OBJECTIVE - To establish the limit between beneficial and futile management in the extremely preterm infant, born at the limit of viability, at 22 to 26 weeks of gestational age (GA).
DESIGN - Retrospective study (11-year study period).
SETTING - A tertiary regional neonatal unit.
PARTICIPANTS - Inborn infants (n = 841) with a birth weight of 1000 g or less and GA 2207 through 2667 weeks.
INTERVENTION - We compared mortality and neurodevelopmental outcome between 2 periods, epoch 1 (January 1998 to June 2003) and epoch 2 (July 2003 to December 2008). For neurodevelopmental data, epoch 2 extended only to December 2006.
MAIN OUTCOME MEASURES - We reviewed survival rates and adverse neurodevelopmental outcome rates at 18 to 24 months' corrected age.
RESULTS - In the past decade, survival rates continued to increase while neurodevelopmental impairment rates in the extremely preterm infant decreased. From epoch 1 to epoch 2, the increase in survival rate occurred in infants born at 22 weeks' estimated GA, from 20% to 40%, while the decrease in neurodevelopmental impairment (54% to 28%) and severe neurodevelopmental impairment (35% to 8%) occurred in infants born at 23 to 24 weeks' estimated GA.

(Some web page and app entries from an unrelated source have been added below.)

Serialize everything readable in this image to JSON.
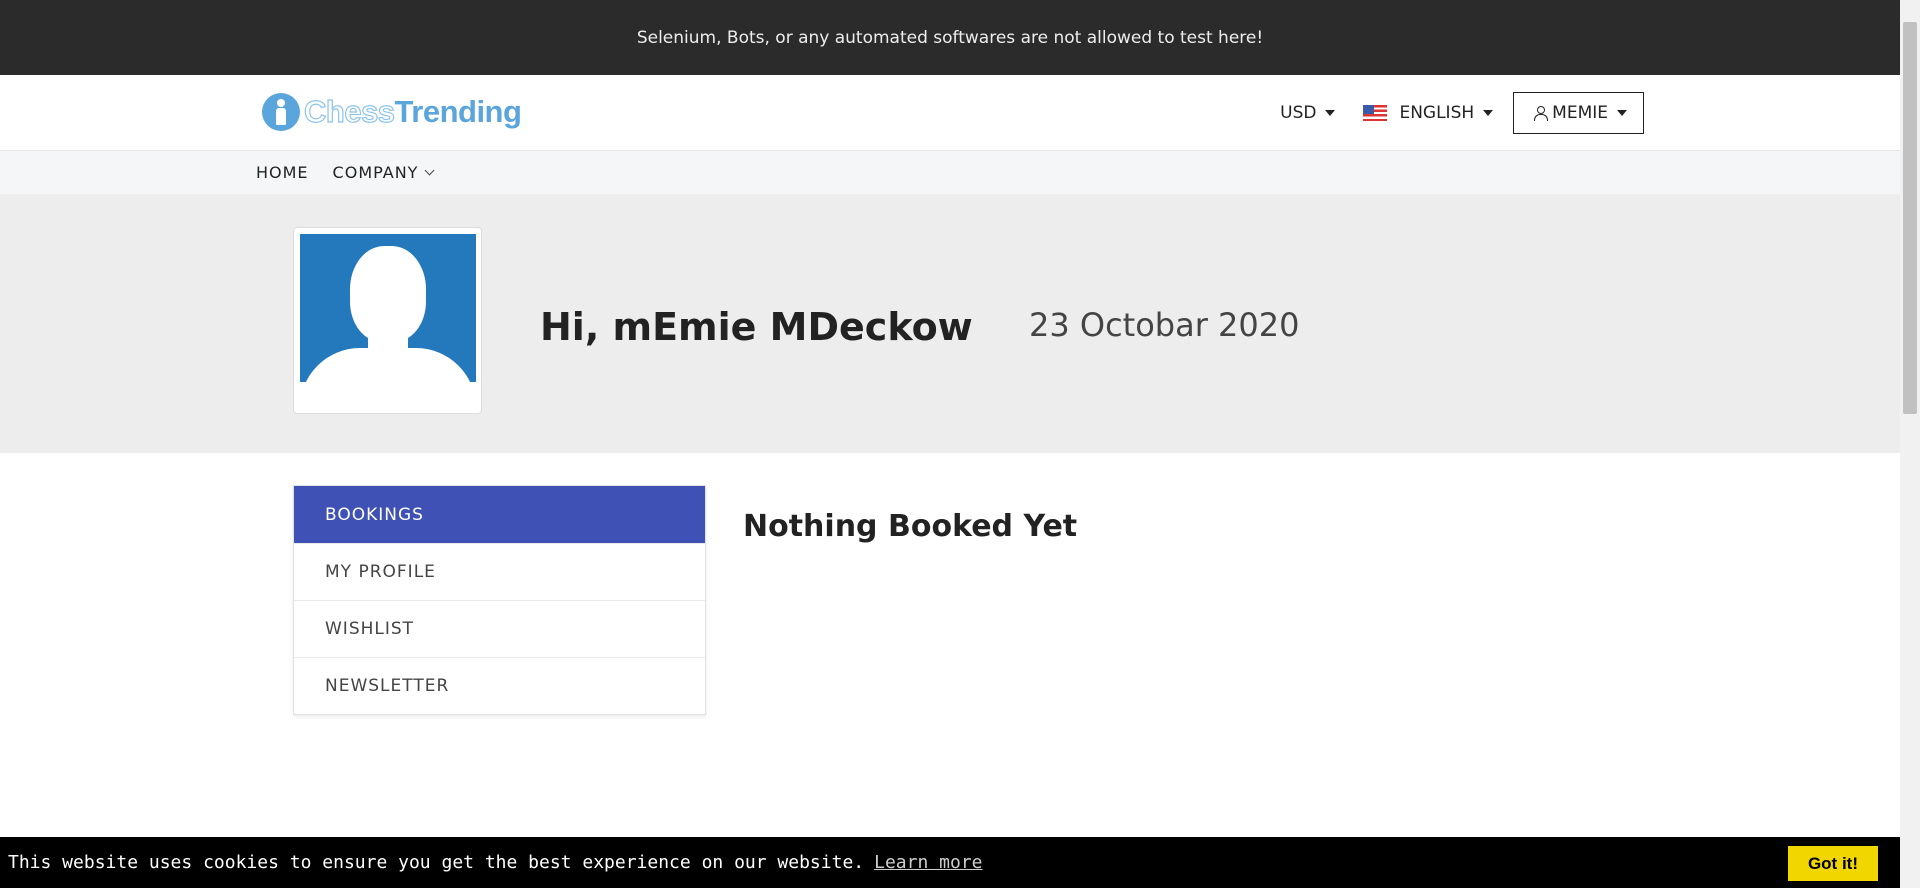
{
  "notice": {
    "text": "Selenium, Bots, or any automated softwares are not allowed to test here!"
  },
  "header": {
    "logo": {
      "part1": "Chess",
      "part2": "Trending"
    },
    "currency": "USD",
    "language": "ENGLISH",
    "user": "MEMIE"
  },
  "nav": {
    "items": [
      "HOME",
      "COMPANY"
    ]
  },
  "profile": {
    "greeting": "Hi, mEmie MDeckow",
    "date": "23 Octobar 2020"
  },
  "sidebar": {
    "items": [
      {
        "label": "BOOKINGS",
        "active": true
      },
      {
        "label": "MY PROFILE"
      },
      {
        "label": "WISHLIST"
      },
      {
        "label": "NEWSLETTER"
      }
    ]
  },
  "main": {
    "empty_title": "Nothing Booked Yet"
  },
  "cookie": {
    "message": "This website uses cookies to ensure you get the best experience on our website.",
    "learn_more": "Learn more",
    "accept": "Got it!"
  },
  "colors": {
    "accent": "#3f51b5",
    "notice_bg": "#2b2b2b",
    "cookie_button": "#f1d600"
  }
}
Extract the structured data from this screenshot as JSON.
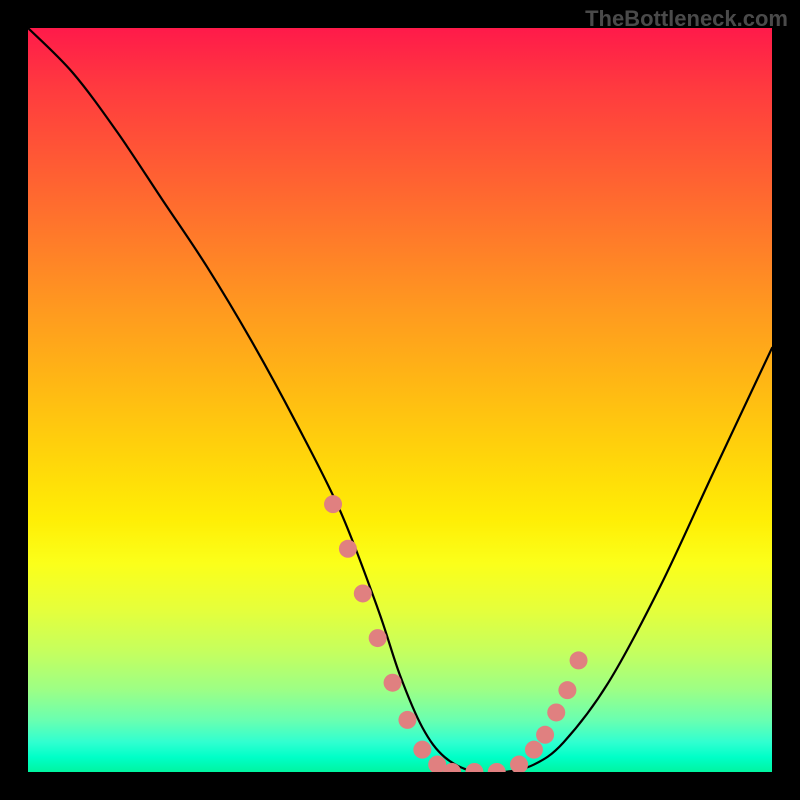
{
  "watermark": "TheBottleneck.com",
  "chart_data": {
    "type": "line",
    "title": "",
    "xlabel": "",
    "ylabel": "",
    "xlim": [
      0,
      100
    ],
    "ylim": [
      0,
      100
    ],
    "series": [
      {
        "name": "bottleneck-curve",
        "x": [
          0,
          6,
          12,
          18,
          24,
          30,
          36,
          42,
          47,
          50,
          53,
          56,
          60,
          64,
          68,
          72,
          78,
          85,
          92,
          100
        ],
        "y": [
          100,
          94,
          86,
          77,
          68,
          58,
          47,
          35,
          22,
          13,
          6,
          2,
          0,
          0,
          1,
          4,
          12,
          25,
          40,
          57
        ]
      }
    ],
    "markers": {
      "name": "highlight-dots",
      "color": "#e08080",
      "points": [
        {
          "x": 41,
          "y": 36
        },
        {
          "x": 43,
          "y": 30
        },
        {
          "x": 45,
          "y": 24
        },
        {
          "x": 47,
          "y": 18
        },
        {
          "x": 49,
          "y": 12
        },
        {
          "x": 51,
          "y": 7
        },
        {
          "x": 53,
          "y": 3
        },
        {
          "x": 55,
          "y": 1
        },
        {
          "x": 57,
          "y": 0
        },
        {
          "x": 60,
          "y": 0
        },
        {
          "x": 63,
          "y": 0
        },
        {
          "x": 66,
          "y": 1
        },
        {
          "x": 68,
          "y": 3
        },
        {
          "x": 69.5,
          "y": 5
        },
        {
          "x": 71,
          "y": 8
        },
        {
          "x": 72.5,
          "y": 11
        },
        {
          "x": 74,
          "y": 15
        }
      ]
    },
    "gradient_stops": [
      {
        "pos": 0,
        "color": "#ff1a4a"
      },
      {
        "pos": 50,
        "color": "#ffd60a"
      },
      {
        "pos": 80,
        "color": "#e6ff3a"
      },
      {
        "pos": 100,
        "color": "#00f5a0"
      }
    ]
  }
}
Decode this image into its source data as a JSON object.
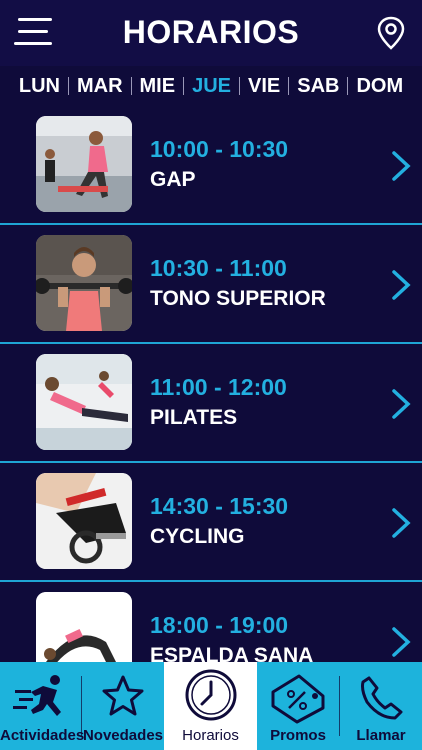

CONCLUSIONS - Novel and aggressive neonatal therapies continue to affect neonatal outcome, mainly in infants born at the limit of viability. Our data suggest that each center offer prospective parents an assessment of the limits of viability based on their updated outcome results.